I had a special kind of Monday evening tonight. For many years a group of us women friends, mostly busy mothers, met in Marlay Park, Rathfarnham on a Sunday morning for a run and an aerobic workout on the steps of the old house. And every Monday night we would go to an aerobic class in nearby Lamb Doyles with Gladys our wonderful teacher. Well 10 years or more have passed, kids grew up, a lot of us drifted apart. I haven’t seen most of those women in years.
Until tonight that is when Gladys got us all together for one night only as a charity fund-raiser for Crumlin Children’s Hospital – her daughter is running the New York Marathon for them. Even the pressure to get home from town in rush hour traffic and make a quick change into workout gear brought back old familiar feelings, When we walked into that room, shrieking with delight at recognising old faces that hadn’t changed nearly as much as we feared, all we were short of was the leg warmers.
The music came on – “I will survive” inevitably – and with a tear in my eye, muscle memory kicked into action and we were off. Apart from a few moans and groans, and nobody pregnant, it was as if we had never skipped a beat. Gladys didn’t spare us, well she cut back on the leaping about a bit, so we will have some aches and pains tomorrow. It was a bit of magic, a chance to catch up with old friends who are wearing rather well and to marvel at the daughters who turned up, the same age as the ones we used to fret about on our Sunday morning walks, now grown up into gorgeous young adults.

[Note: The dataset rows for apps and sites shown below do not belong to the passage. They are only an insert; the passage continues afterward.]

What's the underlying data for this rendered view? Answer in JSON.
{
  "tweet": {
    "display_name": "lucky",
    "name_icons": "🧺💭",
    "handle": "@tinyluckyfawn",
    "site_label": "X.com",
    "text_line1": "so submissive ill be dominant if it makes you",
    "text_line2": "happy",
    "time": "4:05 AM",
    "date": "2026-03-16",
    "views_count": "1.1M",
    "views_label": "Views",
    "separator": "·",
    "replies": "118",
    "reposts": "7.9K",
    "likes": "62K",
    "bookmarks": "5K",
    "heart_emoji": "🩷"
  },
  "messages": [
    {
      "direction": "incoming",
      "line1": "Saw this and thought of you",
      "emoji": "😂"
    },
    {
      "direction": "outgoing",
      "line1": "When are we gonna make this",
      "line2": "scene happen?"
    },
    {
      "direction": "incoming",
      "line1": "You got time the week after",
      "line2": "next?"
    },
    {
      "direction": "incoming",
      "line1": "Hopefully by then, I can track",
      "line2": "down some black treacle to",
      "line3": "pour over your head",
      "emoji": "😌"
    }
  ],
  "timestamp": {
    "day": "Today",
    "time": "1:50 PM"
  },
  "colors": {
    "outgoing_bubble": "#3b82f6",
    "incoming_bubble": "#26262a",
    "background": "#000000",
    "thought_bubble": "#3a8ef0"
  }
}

Having undertaken to cook dinner for “the lodger” aka my lovely niece Jodie, I didn’t hang about for coffee afterwards but it was still 9.30 by the time I got home and I was on a high and ravenous. The meal that follows was on the table by 10. Maybe it was the mood but this was one of the tastiest Chinese meals we have had yet. Inspired by the taste, I went onto the internet and my rambling bought me to Bay vs Kitchen, where I found many a great recipe.
I was prompted to try Ching-He Huang’s version of Twice Cooked Pork after seeing her prepare it on Saturday Kitchen Live on BBC1 last Saturday morning and it is included in Exploring China – a Culinary Adventure. It uses pork belly – wu hua rou – 5 layers of heaven – skin, fat, meat, fat, meat. Chin-He was great fun on the programme by the way and you can follow her on twitter @chinghehuang. I rang ahead on the way to Duncannon last Saturday evening and got the last piece of pork belly in Wallace’s SuperValu Wellington Bridge just as they were closing at 7 pm. It’s best to boil the pork the day before you use it – see below.
The green beans are a vegetarian variation of Shan’s recipe for fried green beans which was the very first dish I cooked for the blog. I like this version as you don’t need to have small amounts of minced pork in your fridge to make it. I found it in Fuchsia Dunlop’s Every Grain of Rice. Fuchsia is also on twitter @fuchsiadunlop. The excellent Irish green beans came from P.Ryan in Rush Co. Dublin.
See Chinese Kitchen Essentials for any unusual ingredients you don’t recognise.
Twice Cooked Pork
- 300 g fatty pork belly, skin on
- groundnut oil
- 1 tbs Shaoxing rice wine
- 1 tbs Sichuan chilli bean paste
- 1 tbs yellow bean paste
- 1 tbs fermented black beans soaked in warm water for a few minutes and water squeezed out
- 1 spring onion sliced on the diagonal into “horse’s ears” (optional)
- 1 tsp dark soy sauce
- 1 tsp light soy soy sauce
- pinch of sugar
- sea salt and ground white pepper.
- Place the pork in a saucepan, cover with cold water, bring to the boil and boil for 30 minutes. Drain and leave to cool. Press between two plates, wrap in cling film and leave in the fridge, for at least an hour but preferably over night, to allow the layers settle and make it very easy to slice.
- When ready to cook, cut the pork into very thin slices, about 0.5cm/ 1/4 inch.
- Mix the chilli bean paste, yellow bean paste and black beans in the bowl and have them close at hand.
- Heat a wok over high heat, add oil (about 2 tbs), then pork.
- As the pork starts to brown, add the rice wine and cook until the pork is browned and the skin slightly crisp.
- Add the three pastes and stir-fry for a minute.
- Add the spring onion (if using) and stir-fry briefly to mix.
- Add a good dash (about a teaspoon) of each soy sauce, a pinch of sugar, season and serve.
Simply delicious and perfect for a busy Monday night. The green beans were on the table within 2 or 3 minutes of the pork.
And the vegetarian green beans – recipe updated on earlier blogpost – were the perfect accompaniment. The brown bits are not pork. They are Tianjin Preserved Vegetables. I also served plain boiled rice but it’s not essential.